* _About this exercise_
Would you copy the records exactly, leaving the pictures out?

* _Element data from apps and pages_
════

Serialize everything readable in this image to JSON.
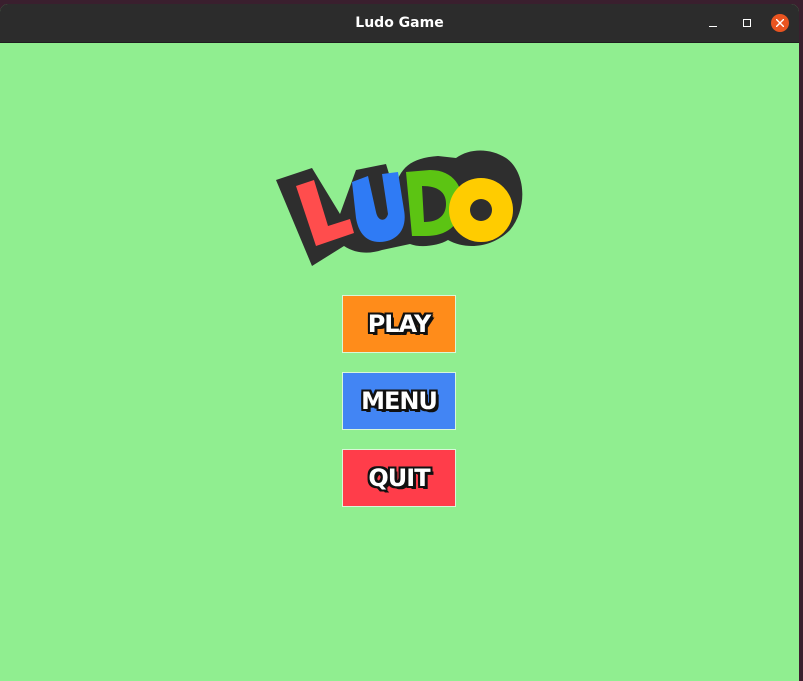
{
  "window": {
    "title": "Ludo Game",
    "background_color": "#90ee90"
  },
  "logo": {
    "text": "LUDO",
    "letter_colors": [
      "#ff4d4d",
      "#2f7bf5",
      "#5cc413",
      "#ffcc00"
    ],
    "outline_color": "#2e2e2e"
  },
  "buttons": [
    {
      "label": "PLAY",
      "color": "#ff8c1a"
    },
    {
      "label": "MENU",
      "color": "#4285f4"
    },
    {
      "label": "QUIT",
      "color": "#ff3d4a"
    }
  ],
  "icons": {
    "minimize": "minimize-icon",
    "maximize": "maximize-icon",
    "close": "close-icon"
  }
}
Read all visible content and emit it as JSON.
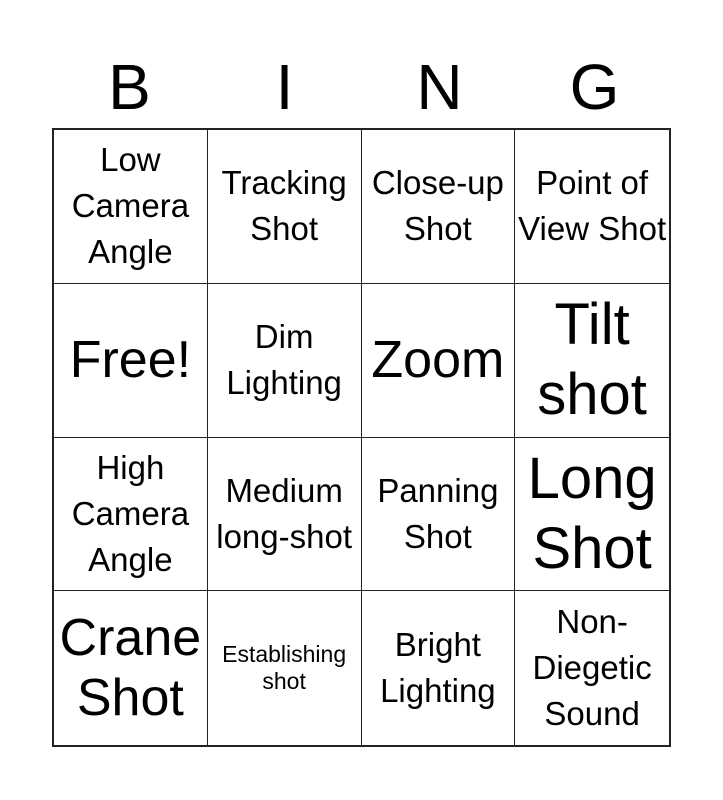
{
  "title_letters": [
    "B",
    "I",
    "N",
    "G"
  ],
  "cells": [
    "Low Camera Angle",
    "Tracking Shot",
    "Close-up Shot",
    "Point of View Shot",
    "Free!",
    "Dim Lighting",
    "Zoom",
    "Tilt shot",
    "High Camera Angle",
    "Medium long-shot",
    "Panning Shot",
    "Long Shot",
    "Crane Shot",
    "Establishing shot",
    "Bright Lighting",
    "Non-Diegetic Sound"
  ]
}
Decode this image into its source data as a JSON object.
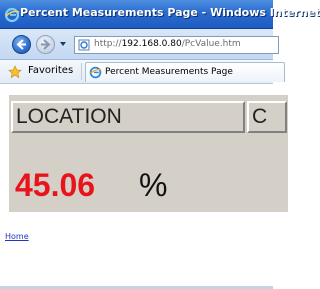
{
  "window": {
    "title": "Percent Measurements Page - Windows Internet",
    "icon": "ie-logo-icon"
  },
  "address_bar": {
    "url_prefix": "http://",
    "url_host": "192.168.0.80",
    "url_path": "/PcValue.htm"
  },
  "favorites_bar": {
    "favorites_label": "Favorites",
    "tab_label": "Percent Measurements Page"
  },
  "page": {
    "header_location": "LOCATION",
    "header_next": "C",
    "value": "45.06",
    "unit": "%",
    "home_link": "Home",
    "value_color": "#e8141c"
  }
}
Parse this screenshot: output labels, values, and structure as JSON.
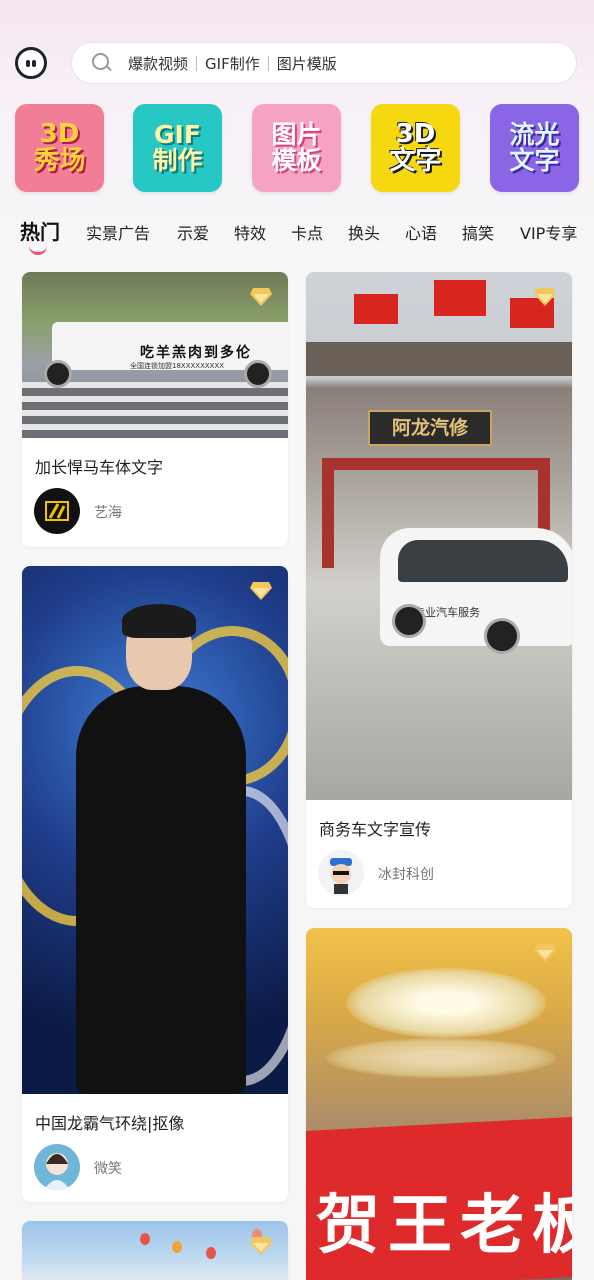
{
  "search": {
    "keywords": [
      "爆款视频",
      "GIF制作",
      "图片模版"
    ]
  },
  "features": [
    {
      "line1": "3D",
      "line2": "秀场"
    },
    {
      "line1": "GIF",
      "line2": "制作"
    },
    {
      "line1": "图片",
      "line2": "模板"
    },
    {
      "line1": "3D",
      "line2": "文字"
    },
    {
      "line1": "流光",
      "line2": "文字"
    }
  ],
  "tabs": [
    "热门",
    "实景广告",
    "示爱",
    "特效",
    "卡点",
    "换头",
    "心语",
    "搞笑",
    "VIP专享"
  ],
  "active_tab": "热门",
  "cards": [
    {
      "title": "加长悍马车体文字",
      "author": "艺海",
      "image_text": "吃羊羔肉到多伦",
      "image_subtext": "全国连锁加盟18XXXXXXXXX"
    },
    {
      "title": "商务车文字宣传",
      "author": "冰封科创",
      "image_sign": "阿龙汽修",
      "image_text": "专业汽车服务"
    },
    {
      "title": "中国龙霸气环绕|抠像",
      "author": "微笑"
    },
    {
      "image_text": "贺王老板"
    }
  ],
  "colors": {
    "accent": "#f0506e",
    "vip_badge": "#f2c75c"
  }
}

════

* _Output for this task_
Serialize everything readable in this image to JSON.
{
  "window": {
    "title": "Ludo Game",
    "background_color": "#90ee90"
  },
  "logo": {
    "text": "LUDO",
    "letter_colors": [
      "#ff4d4d",
      "#2f7bf5",
      "#5cc413",
      "#ffcc00"
    ],
    "outline_color": "#2e2e2e"
  },
  "buttons": [
    {
      "label": "PLAY",
      "color": "#ff8c1a"
    },
    {
      "label": "MENU",
      "color": "#4285f4"
    },
    {
      "label": "QUIT",
      "color": "#ff3d4a"
    }
  ],
  "icons": {
    "minimize": "minimize-icon",
    "maximize": "maximize-icon",
    "close": "close-icon"
  }
}
Read all visible content and emit it as JSON.
{
  "title_letters": [
    "B",
    "I",
    "N",
    "G"
  ],
  "cells": [
    "Low Camera Angle",
    "Tracking Shot",
    "Close-up Shot",
    "Point of View Shot",
    "Free!",
    "Dim Lighting",
    "Zoom",
    "Tilt shot",
    "High Camera Angle",
    "Medium long-shot",
    "Panning Shot",
    "Long Shot",
    "Crane Shot",
    "Establishing shot",
    "Bright Lighting",
    "Non-Diegetic Sound"
  ]
}
Decode this image into its source data as a JSON object.
{
  "window": {
    "title": "Percent Measurements Page - Windows Internet",
    "icon": "ie-logo-icon"
  },
  "address_bar": {
    "url_prefix": "http://",
    "url_host": "192.168.0.80",
    "url_path": "/PcValue.htm"
  },
  "favorites_bar": {
    "favorites_label": "Favorites",
    "tab_label": "Percent Measurements Page"
  },
  "page": {
    "header_location": "LOCATION",
    "header_next": "C",
    "value": "45.06",
    "unit": "%",
    "home_link": "Home",
    "value_color": "#e8141c"
  }
}
Parse this screenshot: output labels, values, and structure as JSON.
{
  "search": {
    "keywords": [
      "爆款视频",
      "GIF制作",
      "图片模版"
    ]
  },
  "features": [
    {
      "line1": "3D",
      "line2": "秀场"
    },
    {
      "line1": "GIF",
      "line2": "制作"
    },
    {
      "line1": "图片",
      "line2": "模板"
    },
    {
      "line1": "3D",
      "line2": "文字"
    },
    {
      "line1": "流光",
      "line2": "文字"
    }
  ],
  "tabs": [
    "热门",
    "实景广告",
    "示爱",
    "特效",
    "卡点",
    "换头",
    "心语",
    "搞笑",
    "VIP专享"
  ],
  "active_tab": "热门",
  "cards": [
    {
      "title": "加长悍马车体文字",
      "author": "艺海",
      "image_text": "吃羊羔肉到多伦",
      "image_subtext": "全国连锁加盟18XXXXXXXXX"
    },
    {
      "title": "商务车文字宣传",
      "author": "冰封科创",
      "image_sign": "阿龙汽修",
      "image_text": "专业汽车服务"
    },
    {
      "title": "中国龙霸气环绕|抠像",
      "author": "微笑"
    },
    {
      "image_text": "贺王老板"
    }
  ],
  "colors": {
    "accent": "#f0506e",
    "vip_badge": "#f2c75c"
  }
}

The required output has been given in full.